■ **Required work**
Copy each line of the data below in which the word "text" can be found.

■ **Information given**
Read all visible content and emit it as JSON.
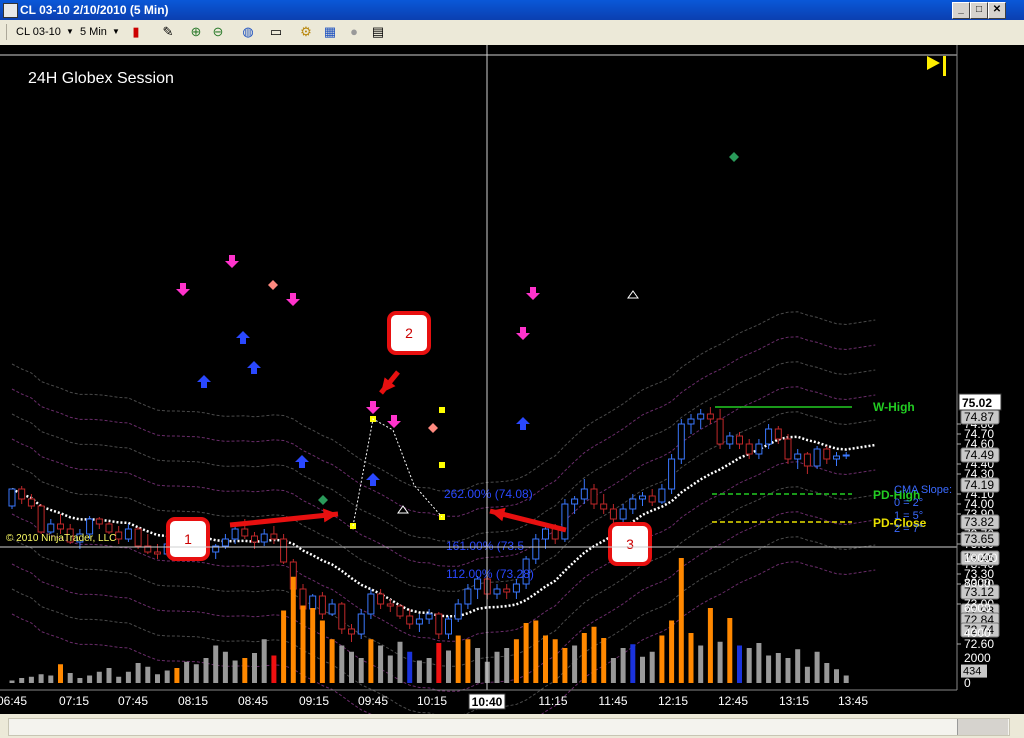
{
  "window": {
    "title": "CL 03-10  2/10/2010 (5 Min)"
  },
  "toolbar": {
    "instrument": "CL 03-10",
    "interval": "5 Min"
  },
  "chart": {
    "session_label": "24H Globex Session",
    "copyright": "© 2010 NinjaTrader, LLC",
    "cursor_time": "10:40",
    "cursor_price": "75.02",
    "price_ticks": [
      "74.80",
      "74.70",
      "74.60",
      "74.40",
      "74.30",
      "74.10",
      "74.00",
      "73.90",
      "73.70",
      "73.60",
      "73.40",
      "73.30",
      "73.20",
      "73.00",
      "72.60"
    ],
    "badges": [
      {
        "price": 74.97,
        "label": "74.97"
      },
      {
        "price": 74.87,
        "label": "74.87"
      },
      {
        "price": 74.49,
        "label": "74.49"
      },
      {
        "price": 74.19,
        "label": "74.19"
      },
      {
        "price": 73.82,
        "label": "73.82"
      },
      {
        "price": 73.65,
        "label": "73.65"
      },
      {
        "price": 73.46,
        "label": "73.46"
      },
      {
        "price": 73.12,
        "label": "73.12"
      },
      {
        "price": 72.93,
        "label": "72.93"
      },
      {
        "price": 72.84,
        "label": "72.84"
      },
      {
        "price": 72.74,
        "label": "72.74"
      }
    ],
    "volume_ticks": [
      "10000",
      "8000",
      "6000",
      "4000",
      "2000",
      "0"
    ],
    "volume_last": "434",
    "time_ticks": [
      "06:45",
      "07:15",
      "07:45",
      "08:15",
      "08:45",
      "09:15",
      "09:45",
      "10:15",
      "11:15",
      "11:45",
      "12:15",
      "12:45",
      "13:15",
      "13:45"
    ],
    "levels": [
      {
        "name": "W-High",
        "price": 74.97,
        "color": "#22cc22"
      },
      {
        "name": "PD-High",
        "price": 74.1,
        "color": "#22cc22"
      },
      {
        "name": "PD-Close",
        "price": 73.82,
        "color": "#e8e000"
      }
    ],
    "fib_labels": [
      {
        "text": "262.00% (74.08)",
        "price": 74.1
      },
      {
        "text": "161.00% (73.5",
        "price": 73.58
      },
      {
        "text": "112.00% (73.28)",
        "price": 73.3
      }
    ],
    "cma_slope": [
      "CMA Slope:",
      "0 = 2°",
      "1 = 5°",
      "2 = 7°"
    ],
    "callouts": [
      "1",
      "2",
      "3"
    ],
    "colors": {
      "up": "#3a78ff",
      "down": "#c0282a",
      "band": "#5a2a5a",
      "cma": "#ffffff",
      "volume_orange": "#ff8800",
      "volume_gray": "#999999"
    },
    "candles": [
      [
        73.98,
        74.15,
        73.95,
        74.15
      ],
      [
        74.15,
        74.18,
        74.0,
        74.05
      ],
      [
        74.05,
        74.1,
        73.95,
        73.98
      ],
      [
        73.98,
        74.0,
        73.7,
        73.72
      ],
      [
        73.72,
        73.85,
        73.7,
        73.8
      ],
      [
        73.8,
        73.9,
        73.7,
        73.75
      ],
      [
        73.75,
        73.8,
        73.6,
        73.62
      ],
      [
        73.62,
        73.75,
        73.55,
        73.7
      ],
      [
        73.7,
        73.88,
        73.65,
        73.85
      ],
      [
        73.85,
        73.87,
        73.75,
        73.8
      ],
      [
        73.8,
        73.82,
        73.7,
        73.72
      ],
      [
        73.72,
        73.78,
        73.6,
        73.65
      ],
      [
        73.65,
        73.8,
        73.62,
        73.75
      ],
      [
        73.75,
        73.77,
        73.55,
        73.58
      ],
      [
        73.58,
        73.7,
        73.5,
        73.52
      ],
      [
        73.52,
        73.6,
        73.45,
        73.5
      ],
      [
        73.5,
        73.65,
        73.48,
        73.6
      ],
      [
        73.6,
        73.82,
        73.55,
        73.8
      ],
      [
        73.8,
        73.85,
        73.65,
        73.68
      ],
      [
        73.68,
        73.72,
        73.55,
        73.6
      ],
      [
        73.6,
        73.65,
        73.5,
        73.52
      ],
      [
        73.52,
        73.6,
        73.45,
        73.58
      ],
      [
        73.58,
        73.7,
        73.55,
        73.65
      ],
      [
        73.65,
        73.78,
        73.6,
        73.75
      ],
      [
        73.75,
        73.85,
        73.65,
        73.68
      ],
      [
        73.68,
        73.72,
        73.55,
        73.62
      ],
      [
        73.62,
        73.75,
        73.58,
        73.7
      ],
      [
        73.7,
        73.78,
        73.6,
        73.65
      ],
      [
        73.65,
        73.7,
        73.4,
        73.42
      ],
      [
        73.42,
        73.45,
        73.1,
        73.15
      ],
      [
        73.15,
        73.2,
        72.9,
        72.95
      ],
      [
        72.95,
        73.1,
        72.88,
        73.08
      ],
      [
        73.08,
        73.12,
        72.85,
        72.9
      ],
      [
        72.9,
        73.05,
        72.88,
        73.0
      ],
      [
        73.0,
        73.02,
        72.7,
        72.75
      ],
      [
        72.75,
        72.8,
        72.62,
        72.7
      ],
      [
        72.7,
        72.95,
        72.65,
        72.9
      ],
      [
        72.9,
        73.15,
        72.85,
        73.1
      ],
      [
        73.1,
        73.15,
        72.95,
        73.0
      ],
      [
        73.0,
        73.05,
        72.92,
        72.98
      ],
      [
        72.98,
        73.0,
        72.85,
        72.88
      ],
      [
        72.88,
        72.95,
        72.75,
        72.8
      ],
      [
        72.8,
        72.9,
        72.72,
        72.85
      ],
      [
        72.85,
        72.95,
        72.8,
        72.9
      ],
      [
        72.9,
        72.92,
        72.65,
        72.7
      ],
      [
        72.7,
        72.88,
        72.65,
        72.85
      ],
      [
        72.85,
        73.05,
        72.82,
        73.0
      ],
      [
        73.0,
        73.2,
        72.95,
        73.15
      ],
      [
        73.15,
        73.28,
        73.05,
        73.25
      ],
      [
        73.25,
        73.28,
        73.05,
        73.1
      ],
      [
        73.1,
        73.2,
        73.05,
        73.15
      ],
      [
        73.15,
        73.2,
        73.05,
        73.12
      ],
      [
        73.12,
        73.25,
        73.05,
        73.2
      ],
      [
        73.2,
        73.48,
        73.15,
        73.45
      ],
      [
        73.45,
        73.7,
        73.4,
        73.65
      ],
      [
        73.65,
        73.8,
        73.55,
        73.75
      ],
      [
        73.75,
        73.8,
        73.6,
        73.65
      ],
      [
        73.65,
        74.05,
        73.62,
        74.0
      ],
      [
        74.0,
        74.08,
        73.9,
        74.05
      ],
      [
        74.05,
        74.25,
        74.0,
        74.15
      ],
      [
        74.15,
        74.2,
        73.95,
        74.0
      ],
      [
        74.0,
        74.1,
        73.9,
        73.95
      ],
      [
        73.95,
        74.0,
        73.8,
        73.85
      ],
      [
        73.85,
        74.0,
        73.82,
        73.95
      ],
      [
        73.95,
        74.1,
        73.9,
        74.05
      ],
      [
        74.05,
        74.12,
        73.98,
        74.08
      ],
      [
        74.08,
        74.15,
        73.98,
        74.02
      ],
      [
        74.02,
        74.2,
        74.0,
        74.15
      ],
      [
        74.15,
        74.5,
        74.1,
        74.45
      ],
      [
        74.45,
        74.85,
        74.4,
        74.8
      ],
      [
        74.8,
        74.9,
        74.7,
        74.85
      ],
      [
        74.85,
        74.95,
        74.75,
        74.9
      ],
      [
        74.9,
        74.97,
        74.8,
        74.85
      ],
      [
        74.85,
        74.95,
        74.55,
        74.6
      ],
      [
        74.6,
        74.72,
        74.55,
        74.68
      ],
      [
        74.68,
        74.72,
        74.55,
        74.6
      ],
      [
        74.6,
        74.65,
        74.45,
        74.5
      ],
      [
        74.5,
        74.65,
        74.45,
        74.6
      ],
      [
        74.6,
        74.8,
        74.55,
        74.75
      ],
      [
        74.75,
        74.78,
        74.6,
        74.65
      ],
      [
        74.65,
        74.7,
        74.4,
        74.45
      ],
      [
        74.45,
        74.55,
        74.35,
        74.5
      ],
      [
        74.5,
        74.52,
        74.3,
        74.38
      ],
      [
        74.38,
        74.58,
        74.35,
        74.55
      ],
      [
        74.55,
        74.58,
        74.4,
        74.45
      ],
      [
        74.45,
        74.52,
        74.38,
        74.48
      ],
      [
        74.48,
        74.52,
        74.45,
        74.49
      ]
    ],
    "volumes": [
      200,
      400,
      500,
      700,
      600,
      1500,
      800,
      400,
      600,
      900,
      1200,
      500,
      900,
      1600,
      1300,
      700,
      1000,
      1200,
      1700,
      1500,
      2000,
      3000,
      2500,
      1800,
      2000,
      2400,
      3500,
      2200,
      5800,
      8500,
      6200,
      6000,
      5000,
      3500,
      3000,
      2500,
      2000,
      3500,
      3000,
      2200,
      3300,
      2500,
      1800,
      2000,
      3200,
      2600,
      3800,
      3500,
      2800,
      1700,
      2500,
      2800,
      3500,
      4800,
      5000,
      3800,
      3500,
      2800,
      3000,
      4000,
      4500,
      3600,
      2000,
      2800,
      3100,
      2100,
      2500,
      3800,
      5000,
      10000,
      4000,
      3000,
      6000,
      3300,
      5200,
      3000,
      2800,
      3200,
      2200,
      2400,
      2000,
      2700,
      1300,
      2500,
      1600,
      1100,
      600
    ]
  }
}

■ **Task answer**
        "text": "262.00% (74.08)",
        "text": "161.00% (73.5",
        "text": "112.00% (73.28)",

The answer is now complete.